Some churches have active single’s ministries that offer an array of wonderful programs. However, if you are still married or recently divorced and still vulnerable, it is best to avoid social settings that could lead to an emotional or physical bond. This might prevent reconciliation with your spouse.
• Avoid spouse bashing.
Some support groups overly focus on the negative behaviors of spouses. Naturally, if domestic violence or severe verbal abuse is present, it is important not to deny the offense. However, a healthy support group will help you make positive changes rather than focus on what your spouse is doing wrong. If you find that the people in your group are spending the majority of their time discussing the shortcomings of their spouses, it is probably time to move on and find a healthier group.
• Avoid dropping your support system once your crisis is over.
We pray that your marriage will become a relationship that glorifies God. However, don’t do what so many people do once they reconcile with their spouses: They drop their support system.
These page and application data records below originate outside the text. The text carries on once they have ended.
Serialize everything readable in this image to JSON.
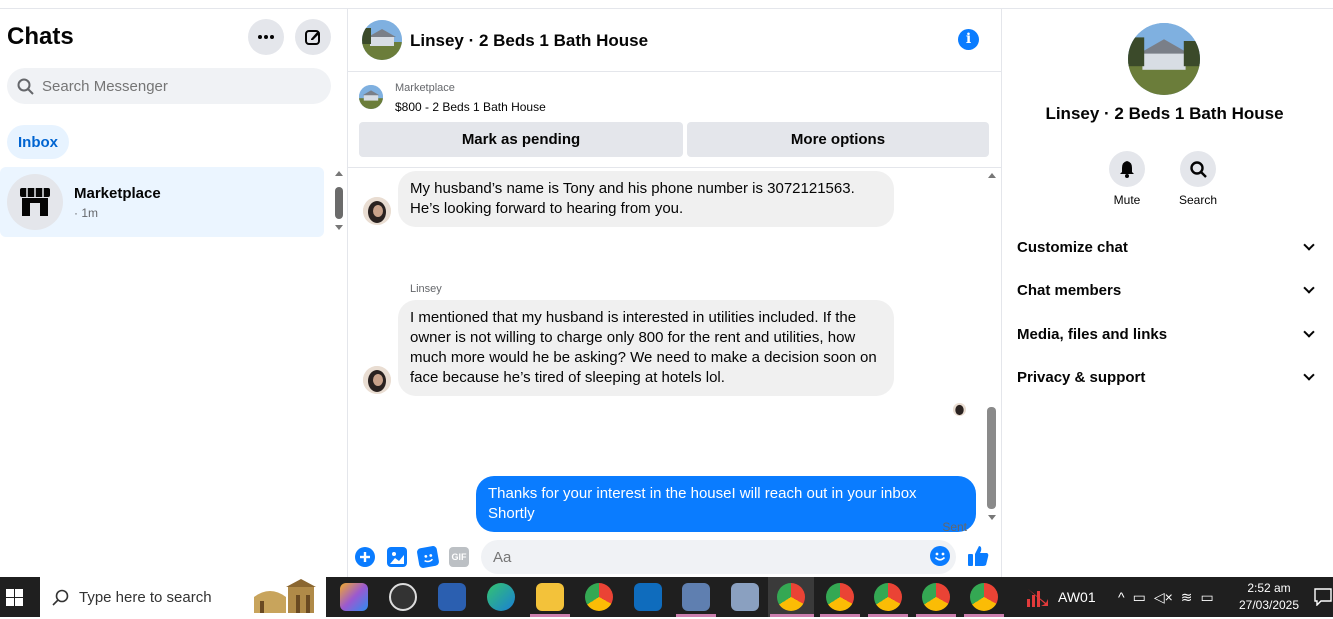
{
  "sidebar": {
    "title": "Chats",
    "search_placeholder": "Search Messenger",
    "inbox_label": "Inbox",
    "conversations": [
      {
        "name": "Marketplace",
        "time": "· 1m"
      }
    ]
  },
  "chat": {
    "title": "Linsey · 2 Beds 1 Bath House",
    "marketplace_label": "Marketplace",
    "listing": "$800 - 2 Beds 1 Bath House",
    "mark_pending_label": "Mark as pending",
    "more_options_label": "More options",
    "messages": [
      {
        "sender": "",
        "text": "My husband’s name is Tony and his phone number is 3072121563. He’s looking forward to hearing from you.",
        "outgoing": false
      },
      {
        "sender": "Linsey",
        "text": "I mentioned that my husband is interested in utilities included. If the owner is not willing to charge only 800 for the rent and utilities, how much more would he be asking? We need to make a decision soon on face because he’s tired of sleeping at hotels lol.",
        "outgoing": false
      },
      {
        "sender": "",
        "text": "Thanks for your interest in the houseI will reach out in your inbox Shortly",
        "outgoing": true
      }
    ],
    "sent_status": "Sent",
    "composer_placeholder": "Aa",
    "gif_label": "GIF"
  },
  "details": {
    "name": "Linsey · 2 Beds 1 Bath House",
    "mute_label": "Mute",
    "search_label": "Search",
    "sections": [
      "Customize chat",
      "Chat members",
      "Media, files and links",
      "Privacy & support"
    ]
  },
  "taskbar": {
    "search_placeholder": "Type here to search",
    "tray_app": "AW01",
    "time": "2:52 am",
    "date": "27/03/2025"
  },
  "colors": {
    "accent": "#0a7cff",
    "selected_bg": "#ebf5ff",
    "bubble_in": "#f0f0f0",
    "taskbar": "#1f1f1f"
  }
}
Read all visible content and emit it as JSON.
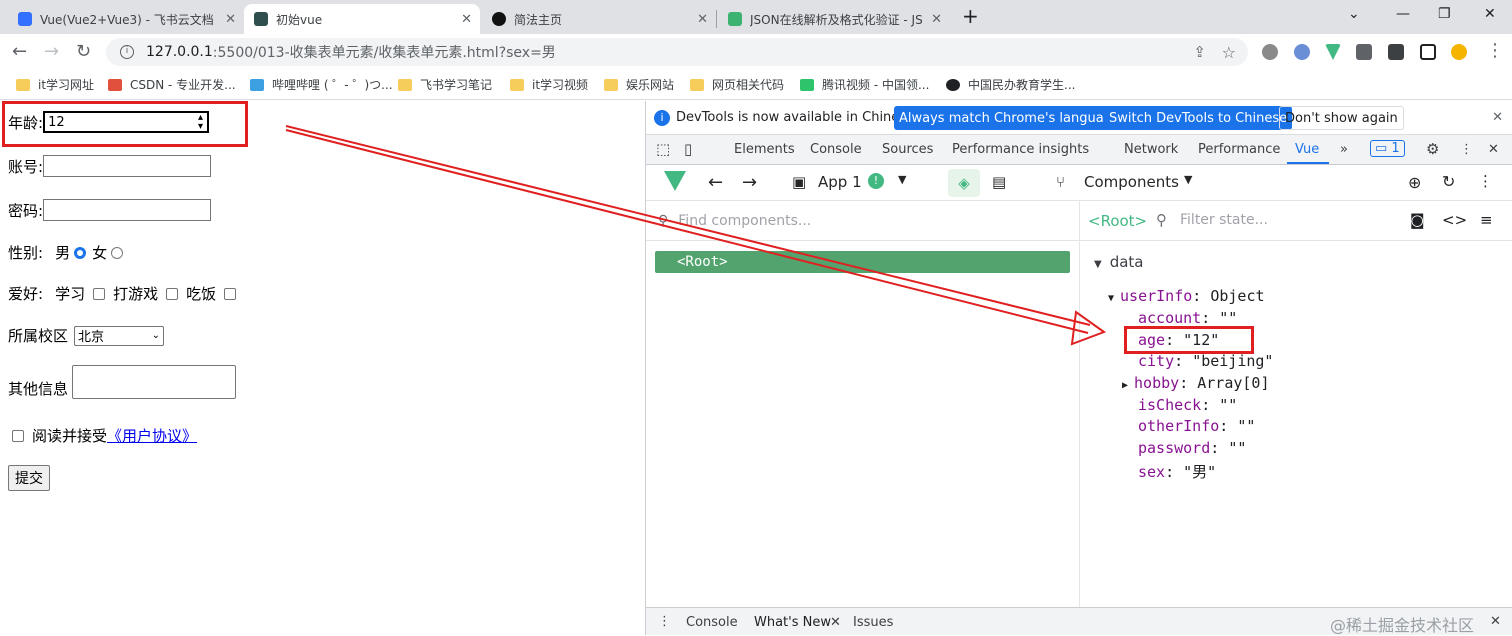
{
  "tabs": [
    {
      "title": "Vue(Vue2+Vue3) - 飞书云文档",
      "favicon_color": "#3370ff"
    },
    {
      "title": "初始vue",
      "favicon_color": "#2f4f4f"
    },
    {
      "title": "简法主页",
      "favicon_color": "#111111"
    },
    {
      "title": "JSON在线解析及格式化验证 - JS",
      "favicon_color": "#3cb371"
    }
  ],
  "new_tab": "+",
  "window_controls": {
    "minimize": "⌄",
    "restore": "—",
    "maximize": "❐",
    "close": "✕"
  },
  "address": {
    "url_host": "127.0.0.1",
    "url_path": ":5500/013-收集表单元素/收集表单元素.html?sex=男"
  },
  "bookmarks": [
    "it学习网址",
    "CSDN - 专业开发...",
    "哔哩哔哩 ( ゜- ゜)つ...",
    "飞书学习笔记",
    "it学习视频",
    "娱乐网站",
    "网页相关代码",
    "腾讯视频 - 中国领...",
    "中国民办教育学生..."
  ],
  "form": {
    "age_label": "年龄:",
    "age_value": "12",
    "account_label": "账号:",
    "password_label": "密码:",
    "gender_label": "性别:",
    "male": "男",
    "female": "女",
    "hobby_label": "爱好:",
    "hobbies": [
      "学习",
      "打游戏",
      "吃饭"
    ],
    "campus_label": "所属校区",
    "campus_value": "北京",
    "other_label": "其他信息",
    "agree_text": "阅读并接受",
    "agree_link": "《用户协议》",
    "submit": "提交"
  },
  "devtools": {
    "info_text": "DevTools is now available in Chinese!",
    "btn_match": "Always match Chrome's language",
    "btn_switch": "Switch DevTools to Chinese",
    "btn_dont": "Don't show again",
    "tabs": [
      "Elements",
      "Console",
      "Sources",
      "Performance insights",
      "Network",
      "Performance",
      "Vue"
    ],
    "badge": "1",
    "app_label": "App 1",
    "components_label": "Components",
    "find_placeholder": "Find components...",
    "root_tree": "<Root>",
    "root_label": "<Root>",
    "filter_placeholder": "Filter state...",
    "section": "data",
    "userInfo_key": "userInfo",
    "userInfo_type": "Object",
    "props": [
      {
        "key": "account",
        "value": "\"\""
      },
      {
        "key": "age",
        "value": "\"12\""
      },
      {
        "key": "city",
        "value": "\"beijing\""
      },
      {
        "key": "hobby",
        "value": "Array[0]"
      },
      {
        "key": "isCheck",
        "value": "\"\""
      },
      {
        "key": "otherInfo",
        "value": "\"\""
      },
      {
        "key": "password",
        "value": "\"\""
      },
      {
        "key": "sex",
        "value": "\"男\""
      }
    ],
    "drawer_tabs": [
      "Console",
      "What's New",
      "Issues"
    ],
    "watermark": "@稀土掘金技术社区"
  },
  "colors": {
    "highlight": "#e02020",
    "vue_green": "#42b883",
    "root_bg": "#52a36e",
    "devtools_blue": "#1a73e8"
  }
}
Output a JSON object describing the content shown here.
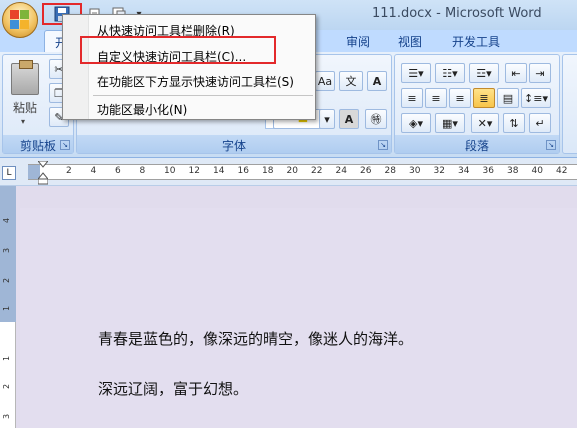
{
  "title": "111.docx - Microsoft Word",
  "tabs": {
    "active_partial": "开",
    "review": "审阅",
    "view": "视图",
    "developer": "开发工具"
  },
  "ribbon": {
    "clipboard": {
      "label": "剪贴板",
      "paste": "粘贴"
    },
    "font": {
      "label": "字体"
    },
    "paragraph": {
      "label": "段落"
    }
  },
  "qat_menu": {
    "items": [
      "从快速访问工具栏删除(R)",
      "自定义快速访问工具栏(C)...",
      "在功能区下方显示快速访问工具栏(S)",
      "功能区最小化(N)"
    ]
  },
  "ruler": {
    "corner_symbol": "L",
    "numbers": [
      "2",
      "4",
      "6",
      "8",
      "10",
      "12",
      "14",
      "16",
      "18",
      "20",
      "22",
      "24",
      "26",
      "28",
      "30",
      "32",
      "34",
      "36",
      "38",
      "40",
      "42"
    ]
  },
  "vruler": {
    "numbers": [
      "4",
      "3",
      "2",
      "1",
      "1",
      "2",
      "3"
    ]
  },
  "document": {
    "lines": [
      "青春是蓝色的，像深远的晴空，像迷人的海洋。",
      "深远辽阔，富于幻想。"
    ]
  },
  "colors": {
    "highlight": "#e3292b",
    "ribbon_blue": "#bfdbff",
    "doc_bg": "#e3deef"
  }
}
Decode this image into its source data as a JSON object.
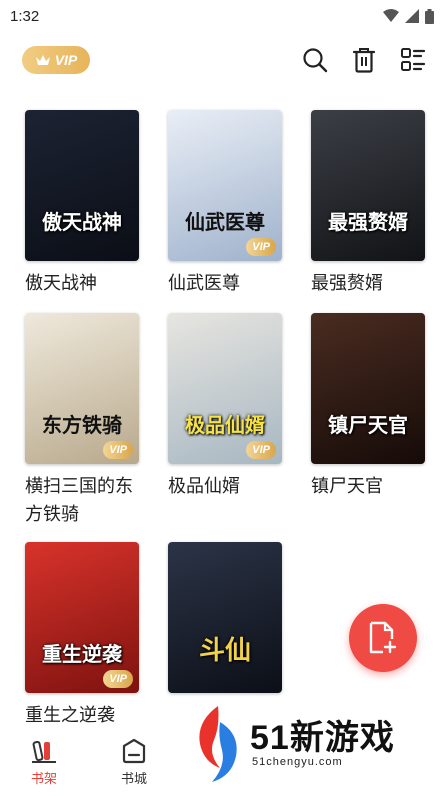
{
  "status": {
    "time": "1:32"
  },
  "topbar": {
    "vip_label": "VIP"
  },
  "books": [
    {
      "title": "傲天战神",
      "cover_text": "傲天战神",
      "badge": "",
      "c1": "#1c2333",
      "c2": "#0b0e16"
    },
    {
      "title": "仙武医尊",
      "cover_text": "仙武医尊",
      "badge": "VIP",
      "c1": "#e9eef6",
      "c2": "#9fb2cc"
    },
    {
      "title": "最强赘婿",
      "cover_text": "最强赘婿",
      "badge": "",
      "c1": "#3b3f46",
      "c2": "#121316"
    },
    {
      "title": "横扫三国的东方铁骑",
      "cover_text": "东方铁骑",
      "badge": "VIP",
      "c1": "#efe9dc",
      "c2": "#b8a98c"
    },
    {
      "title": "极品仙婿",
      "cover_text": "极品仙婿",
      "badge": "VIP",
      "c1": "#e7e5e0",
      "c2": "#a7b7c2"
    },
    {
      "title": "镇尸天官",
      "cover_text": "镇尸天官",
      "badge": "",
      "c1": "#4a2c21",
      "c2": "#160b08"
    },
    {
      "title": "重生之逆袭",
      "cover_text": "重生逆袭",
      "badge": "VIP",
      "c1": "#d8332b",
      "c2": "#7e120f"
    },
    {
      "title": "",
      "cover_text": "斗仙",
      "badge": "",
      "c1": "#2b3447",
      "c2": "#0c0f17"
    }
  ],
  "tabs": [
    {
      "label": "书架"
    },
    {
      "label": "书城"
    }
  ],
  "watermark": {
    "brand": "51新游戏",
    "url": "51chengyu.com"
  },
  "colors": {
    "accent": "#e4403a",
    "vip_gold": "#e6b45a"
  }
}
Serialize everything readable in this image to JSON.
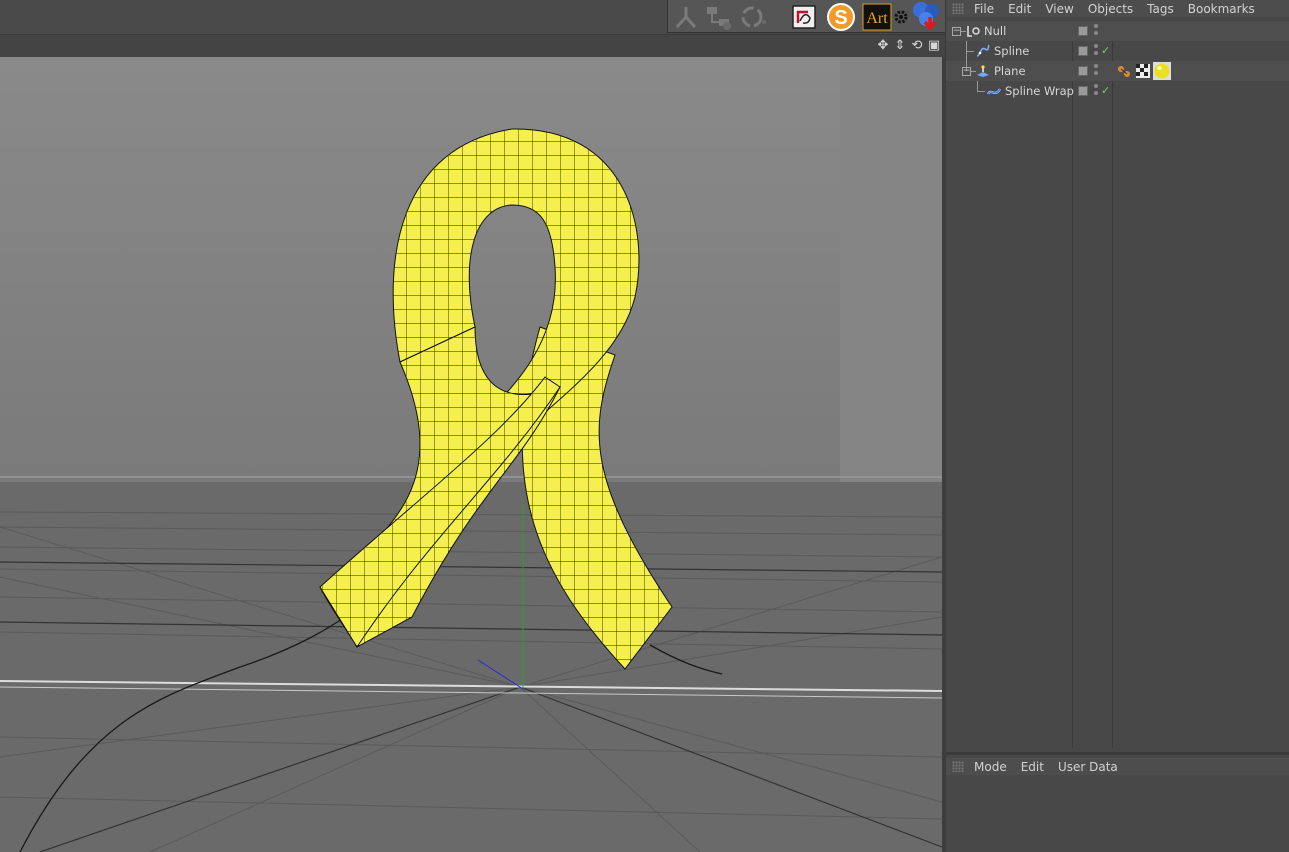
{
  "toolbar": {
    "icons": [
      "joint-icon",
      "hierarchy-icon",
      "recycle-icon",
      "render-region-icon",
      "sketch-s-icon",
      "art-icon",
      "gear-icon",
      "spheres-download-icon"
    ],
    "art_label": "Art",
    "s_label": "S"
  },
  "object_manager": {
    "menu": [
      "File",
      "Edit",
      "View",
      "Objects",
      "Tags",
      "Bookmarks"
    ],
    "objects": [
      {
        "name": "Null",
        "icon": "null-icon",
        "depth": 0,
        "check": false
      },
      {
        "name": "Spline",
        "icon": "spline-icon",
        "depth": 1,
        "check": true
      },
      {
        "name": "Plane",
        "icon": "plane-icon",
        "depth": 1,
        "check": false,
        "tags": [
          "uv-tag-icon",
          "texture-tag-icon",
          "material-tag-icon"
        ]
      },
      {
        "name": "Spline Wrap",
        "icon": "spline-wrap-icon",
        "depth": 2,
        "check": true
      }
    ]
  },
  "attribute_manager": {
    "menu": [
      "Mode",
      "Edit",
      "User Data"
    ]
  },
  "colors": {
    "ribbon": "#f5f050",
    "ribbon_wire": "#1a1a00",
    "viewport_bg": "#6e6e6e",
    "panel_bg": "#484848",
    "check": "#6fd25f"
  }
}
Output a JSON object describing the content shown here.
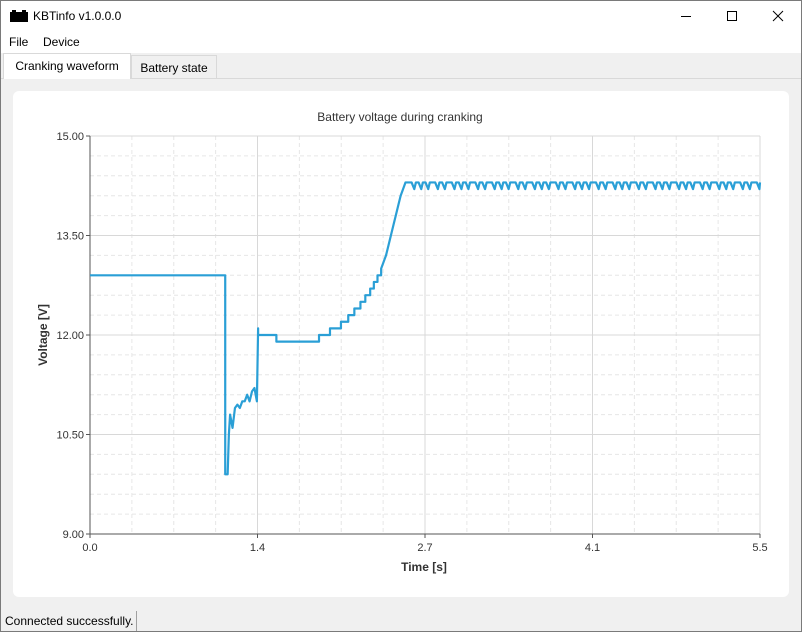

We have watched people fall from the mountaintop of reconciliation to the pit of deep despair. This is because their focus shifted back to their spouses and their problems. Without their support system in place, they stopped doing the things that initially helped them shift their focus to God.
This article can be found in the book Yes, Your Marriage Can Be Saved: 12 Truths for Rescuing Your Relationship, written by Joe and Michelle Williams, published by Tyndale House Publishers. This is a Focus on the Family book. Joe and Michelle Williams know first hand about saving a marriage —because theirs was saved. They were separated in 1987 (and close to divorce). Since that time, they have reconciled, rebuilt their marital relationship and co-founded the International Center for Reconciling God’s Way, Inc. and eventually went into ministry full time. This book has developed as a result of the principles God has taught them —that they share with others. It’s a great resource!